Look through the data that follows and say how many of its lines contain "color", giving the number only.

______________________________

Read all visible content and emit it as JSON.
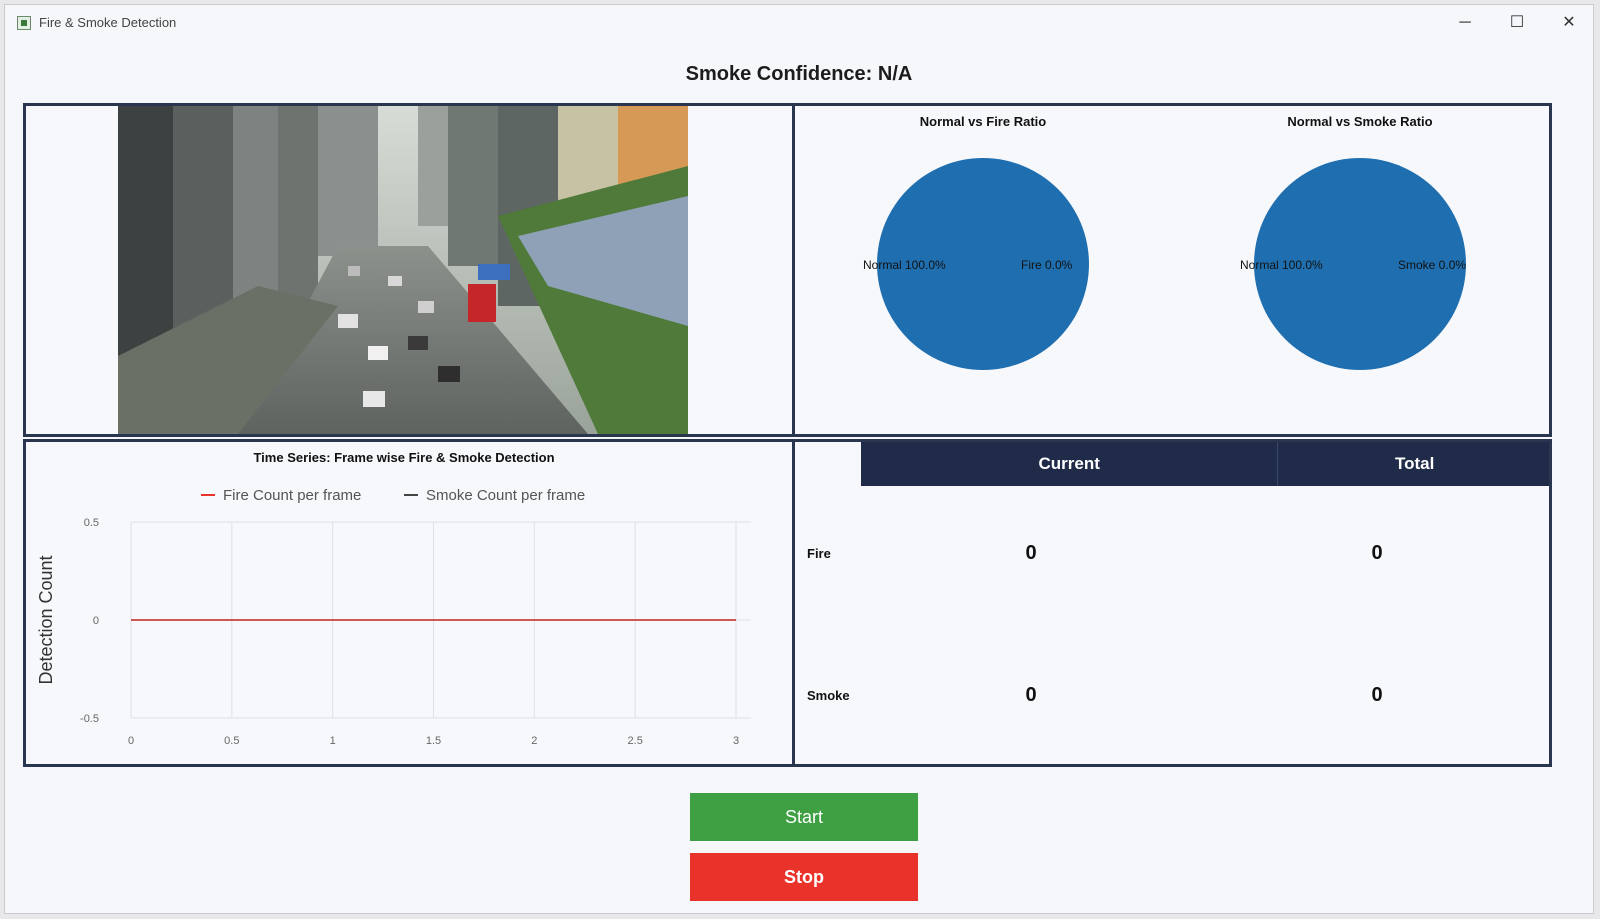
{
  "window": {
    "title": "Fire & Smoke Detection",
    "controls": {
      "minimize": "─",
      "maximize": "☐",
      "close": "✕"
    }
  },
  "header": {
    "status_text": "Smoke Confidence: N/A"
  },
  "pies": [
    {
      "title": "Normal vs Fire Ratio",
      "labels": [
        "Normal 100.0%",
        "Fire 0.0%"
      ],
      "values": [
        100,
        0
      ],
      "color": "#1f6fb0"
    },
    {
      "title": "Normal vs Smoke Ratio",
      "labels": [
        "Normal 100.0%",
        "Smoke 0.0%"
      ],
      "values": [
        100,
        0
      ],
      "color": "#1f6fb0"
    }
  ],
  "chart_data": {
    "type": "line",
    "title": "Time Series: Frame wise Fire & Smoke Detection",
    "xlabel": "",
    "ylabel": "Detection Count",
    "x": [
      0,
      1,
      2,
      3
    ],
    "xticks": [
      "0",
      "0.5",
      "1",
      "1.5",
      "2",
      "2.5",
      "3"
    ],
    "yticks": [
      "0.5",
      "0",
      "-0.5"
    ],
    "xlim": [
      0,
      3
    ],
    "ylim": [
      -0.5,
      0.5
    ],
    "grid": true,
    "legend_position": "top-center",
    "series": [
      {
        "name": "Fire Count per frame",
        "values": [
          0,
          0,
          0,
          0
        ],
        "color": "#e8322a"
      },
      {
        "name": "Smoke Count per frame",
        "values": [
          0,
          0,
          0,
          0
        ],
        "color": "#444444"
      }
    ]
  },
  "counts": {
    "headers": [
      "Current",
      "Total"
    ],
    "rows": [
      {
        "label": "Fire",
        "current": "0",
        "total": "0"
      },
      {
        "label": "Smoke",
        "current": "0",
        "total": "0"
      }
    ]
  },
  "buttons": {
    "start": "Start",
    "stop": "Stop"
  }
}
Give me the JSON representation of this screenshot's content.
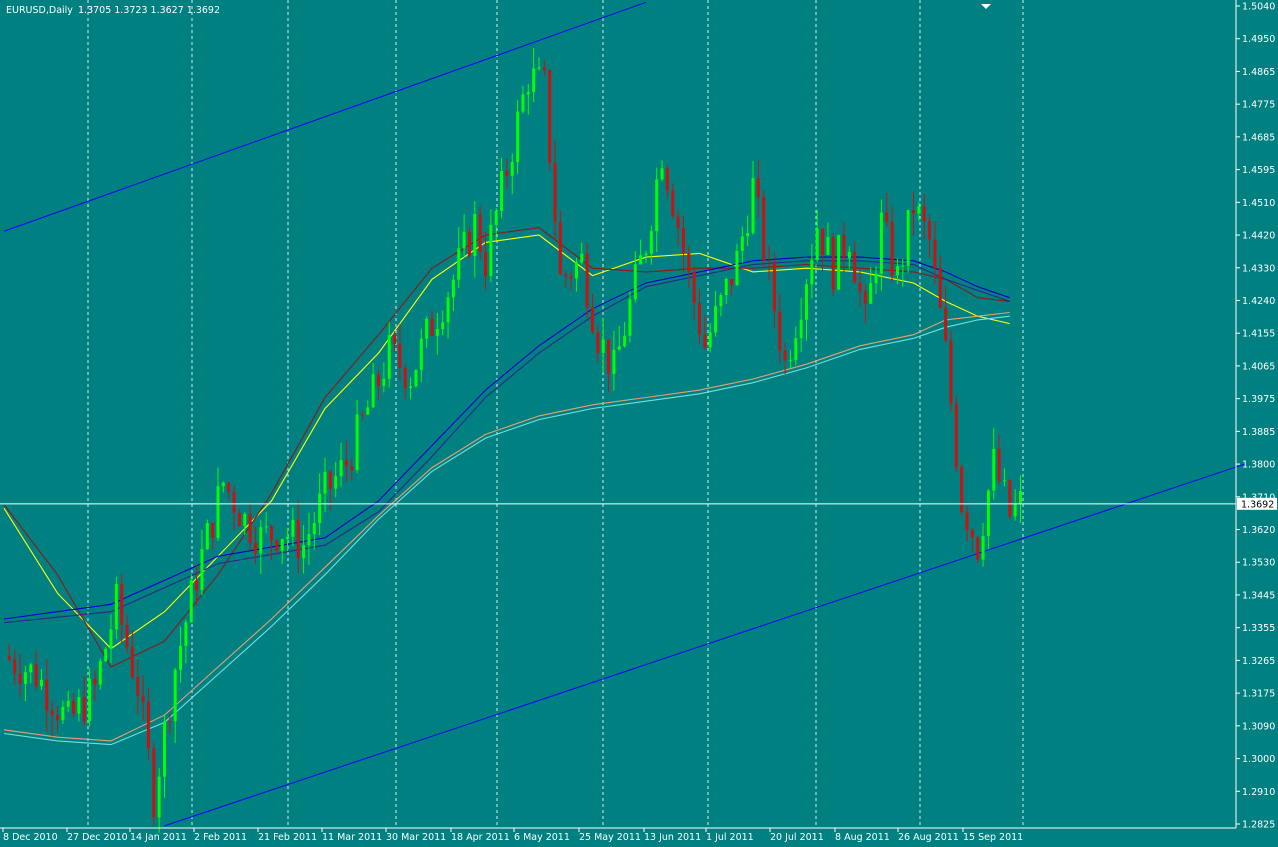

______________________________

- Answer to this exercise
4